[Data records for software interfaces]
※

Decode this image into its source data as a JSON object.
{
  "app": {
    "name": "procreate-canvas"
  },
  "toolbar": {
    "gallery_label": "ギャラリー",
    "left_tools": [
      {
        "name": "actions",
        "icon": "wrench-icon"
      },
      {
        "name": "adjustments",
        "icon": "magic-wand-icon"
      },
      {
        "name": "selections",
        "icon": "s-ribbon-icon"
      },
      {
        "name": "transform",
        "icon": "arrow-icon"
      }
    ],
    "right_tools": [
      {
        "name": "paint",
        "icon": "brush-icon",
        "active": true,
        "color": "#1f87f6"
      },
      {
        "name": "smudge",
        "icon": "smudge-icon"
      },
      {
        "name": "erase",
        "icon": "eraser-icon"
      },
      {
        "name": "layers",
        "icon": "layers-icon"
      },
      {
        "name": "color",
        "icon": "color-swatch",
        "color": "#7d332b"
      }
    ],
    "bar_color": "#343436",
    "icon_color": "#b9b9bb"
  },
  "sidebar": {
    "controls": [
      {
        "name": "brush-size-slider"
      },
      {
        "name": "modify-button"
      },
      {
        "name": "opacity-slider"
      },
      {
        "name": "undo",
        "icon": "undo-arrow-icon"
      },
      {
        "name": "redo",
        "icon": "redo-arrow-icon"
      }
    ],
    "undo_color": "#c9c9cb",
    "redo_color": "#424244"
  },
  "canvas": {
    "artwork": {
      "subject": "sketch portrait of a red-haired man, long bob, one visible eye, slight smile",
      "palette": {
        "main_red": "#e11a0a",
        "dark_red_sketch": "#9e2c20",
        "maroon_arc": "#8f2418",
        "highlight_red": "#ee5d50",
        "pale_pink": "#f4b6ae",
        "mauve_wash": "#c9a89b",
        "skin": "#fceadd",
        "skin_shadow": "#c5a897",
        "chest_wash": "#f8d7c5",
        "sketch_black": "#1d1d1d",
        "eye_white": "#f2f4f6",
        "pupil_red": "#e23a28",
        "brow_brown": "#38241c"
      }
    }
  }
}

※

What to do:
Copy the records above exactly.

Exercise solution:
Decode this image into its source data as a JSON object.
{
  "app": {
    "name": "procreate-canvas"
  },
  "toolbar": {
    "gallery_label": "ギャラリー",
    "left_tools": [
      {
        "name": "actions",
        "icon": "wrench-icon"
      },
      {
        "name": "adjustments",
        "icon": "magic-wand-icon"
      },
      {
        "name": "selections",
        "icon": "s-ribbon-icon"
      },
      {
        "name": "transform",
        "icon": "arrow-icon"
      }
    ],
    "right_tools": [
      {
        "name": "paint",
        "icon": "brush-icon",
        "active": true,
        "color": "#1f87f6"
      },
      {
        "name": "smudge",
        "icon": "smudge-icon"
      },
      {
        "name": "erase",
        "icon": "eraser-icon"
      },
      {
        "name": "layers",
        "icon": "layers-icon"
      },
      {
        "name": "color",
        "icon": "color-swatch",
        "color": "#7d332b"
      }
    ],
    "bar_color": "#343436",
    "icon_color": "#b9b9bb"
  },
  "sidebar": {
    "controls": [
      {
        "name": "brush-size-slider"
      },
      {
        "name": "modify-button"
      },
      {
        "name": "opacity-slider"
      },
      {
        "name": "undo",
        "icon": "undo-arrow-icon"
      },
      {
        "name": "redo",
        "icon": "redo-arrow-icon"
      }
    ],
    "undo_color": "#c9c9cb",
    "redo_color": "#424244"
  },
  "canvas": {
    "artwork": {
      "subject": "sketch portrait of a red-haired man, long bob, one visible eye, slight smile",
      "palette": {
        "main_red": "#e11a0a",
        "dark_red_sketch": "#9e2c20",
        "maroon_arc": "#8f2418",
        "highlight_red": "#ee5d50",
        "pale_pink": "#f4b6ae",
        "mauve_wash": "#c9a89b",
        "skin": "#fceadd",
        "skin_shadow": "#c5a897",
        "chest_wash": "#f8d7c5",
        "sketch_black": "#1d1d1d",
        "eye_white": "#f2f4f6",
        "pupil_red": "#e23a28",
        "brow_brown": "#38241c"
      }
    }
  }
}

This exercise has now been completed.